The disc of the Milky Way is even bigger than we thought — ScienceDai…
Spiral galaxies these types of as the Milky Way have discs which are really thin, in which the important fraction of their stars are observed. These discs are confined in dimension, so that outside of selected radius there are quite several stars left.
In our Galaxy we were being not aware that there are stars in the disc at distances from the centre far more than 2 times that of the Solar. This usually means that our individual star was apparently orbiting at about fifty percent the galactic radius. Having said that now we know that there are stars very a bit more out, at far more than 3 occasions this distance, and it is possible that some stars are at far more than 4 times the distance of the Solar from the Galactic centre.
“The disc of our Galaxy is big, all around 200 thousand mild yrs in diameter” says Martín López-Corredoira, a researcher at the IAC and the 1st writer of the post just lately revealed in the journal Astronomy & Astrophysics and whose authors appear from both of those the IAC and the NAOC.
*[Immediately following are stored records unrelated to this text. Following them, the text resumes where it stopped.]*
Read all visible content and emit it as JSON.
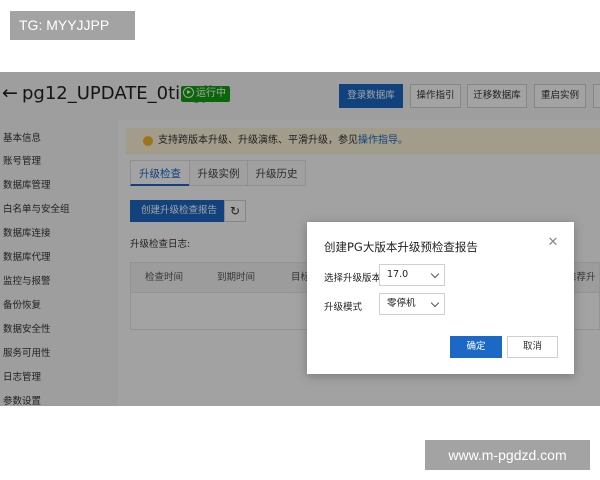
{
  "watermarks": {
    "top": "TG: MYYJJPP",
    "bottom": "www.m-pgdzd.com"
  },
  "header": {
    "title": "pg12_UPDATE_0tingji",
    "status": "运行中",
    "buttons": [
      "登录数据库",
      "操作指引",
      "迁移数据库",
      "重启实例"
    ]
  },
  "sidebar": {
    "items": [
      "基本信息",
      "账号管理",
      "数据库管理",
      "白名单与安全组",
      "数据库连接",
      "数据库代理",
      "监控与报警",
      "备份恢复",
      "数据安全性",
      "服务可用性",
      "日志管理",
      "参数设置"
    ]
  },
  "notice": {
    "text": "支持跨版本升级、升级演练、平滑升级，参见",
    "link": "操作指导。"
  },
  "tabs": [
    "升级检查",
    "升级实例",
    "升级历史"
  ],
  "toolbar": {
    "create_label": "创建升级检查报告"
  },
  "log_label": "升级检查日志:",
  "table": {
    "columns": [
      "检查时间",
      "到期时间",
      "目标",
      "推荐升"
    ]
  },
  "modal": {
    "title": "创建PG大版本升级预检查报告",
    "fields": [
      {
        "label": "选择升级版本:",
        "value": "17.0"
      },
      {
        "label": "升级模式",
        "value": "零停机"
      }
    ],
    "ok_label": "确定",
    "cancel_label": "取消"
  },
  "colors": {
    "primary": "#1b68c6",
    "status_green": "#12a012",
    "notice_bg": "#fdf4da",
    "warn": "#f5b82d"
  },
  "icons": {
    "back": "back-arrow-icon",
    "refresh": "refresh-icon",
    "close": "close-icon",
    "play": "play-circle-icon"
  }
}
In wide phrases we can believe of galaxies like the Milky Way as being composed of a rotating disc, which includes spiral arms, and a halo, spherical in shape, which surrounds it. This piece of study has as opposed the abundances of metals (hefty factors) in the stars of the Galactic plane with these of the halo, to obtain that there is a combination of disc and halo stars out to the large distances indicated.
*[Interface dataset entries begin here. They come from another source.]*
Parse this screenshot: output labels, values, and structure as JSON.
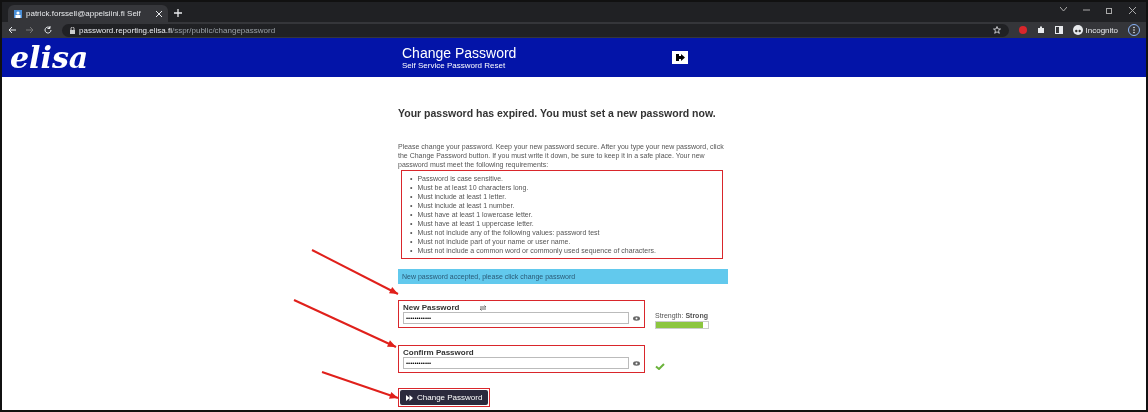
{
  "browser": {
    "tab_title": "patrick.forssell@appelsiini.fi Self",
    "url_host": "password.reporting.elisa.fi",
    "url_path": "/sspr/public/changepassword",
    "profile": "Incognito"
  },
  "banner": {
    "logo": "elisa",
    "title": "Change Password",
    "subtitle": "Self Service Password Reset"
  },
  "headline": "Your password has expired. You must set a new password now.",
  "intro": "Please change your password. Keep your new password secure. After you type your new password, click the Change Password button. If you must write it down, be sure to keep it in a safe place. Your new password must meet the following requirements:",
  "bullet": "•",
  "requirements": [
    "Password is case sensitive.",
    "Must be at least 10 characters long.",
    "Must include at least 1 letter.",
    "Must include at least 1 number.",
    "Must have at least 1 lowercase letter.",
    "Must have at least 1 uppercase letter.",
    "Must not include any of the following values:  password test",
    "Must not include part of your name or user name.",
    "Must not include a common word or commonly used sequence of characters."
  ],
  "message": "New password accepted, please click change password",
  "new_password": {
    "label": "New Password",
    "value": "••••••••••••",
    "strength_label": "Strength:",
    "strength": "Strong",
    "level": 0.9
  },
  "confirm_password": {
    "label": "Confirm Password",
    "value": "••••••••••••",
    "matches": true
  },
  "button": "Change Password"
}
The researchers came to these conclusions just after make a statistical assessment of study date from APOGEE and LAMOST, two assignments which receive spectra of stars to extract info about their velocities and their chemical compositions. “Applying the metallicities of the stars in the catalogues from the significant excellent spectral atlases of APOGEE and LAMOST, and with the distances at which the objects are located, we have revealed that there is an considerable fraction of stars with greater metallicity, characteristic of disc stars, even more out than the formerly assumed limit on the radius of the Galaxy disc” explains Carlos Allende, a researcher at the IAC and a co-creator of this publication.
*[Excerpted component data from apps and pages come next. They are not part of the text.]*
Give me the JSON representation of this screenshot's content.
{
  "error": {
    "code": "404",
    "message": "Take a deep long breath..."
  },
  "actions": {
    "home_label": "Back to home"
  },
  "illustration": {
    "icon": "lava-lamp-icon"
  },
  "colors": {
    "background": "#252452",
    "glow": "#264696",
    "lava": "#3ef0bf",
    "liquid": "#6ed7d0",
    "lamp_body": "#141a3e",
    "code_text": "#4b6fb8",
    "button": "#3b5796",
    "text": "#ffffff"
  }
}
Francisco Garzón, an IAC researcher who is a further of the authors of the posting explains that “We have not applied styles, which from time to time give us only the responses for which they were designed, but we have employed only the statistics of a substantial range of objects. The outcomes are for that reason free from a priori assumptions, aside from a handful of simple and well founded kinds.”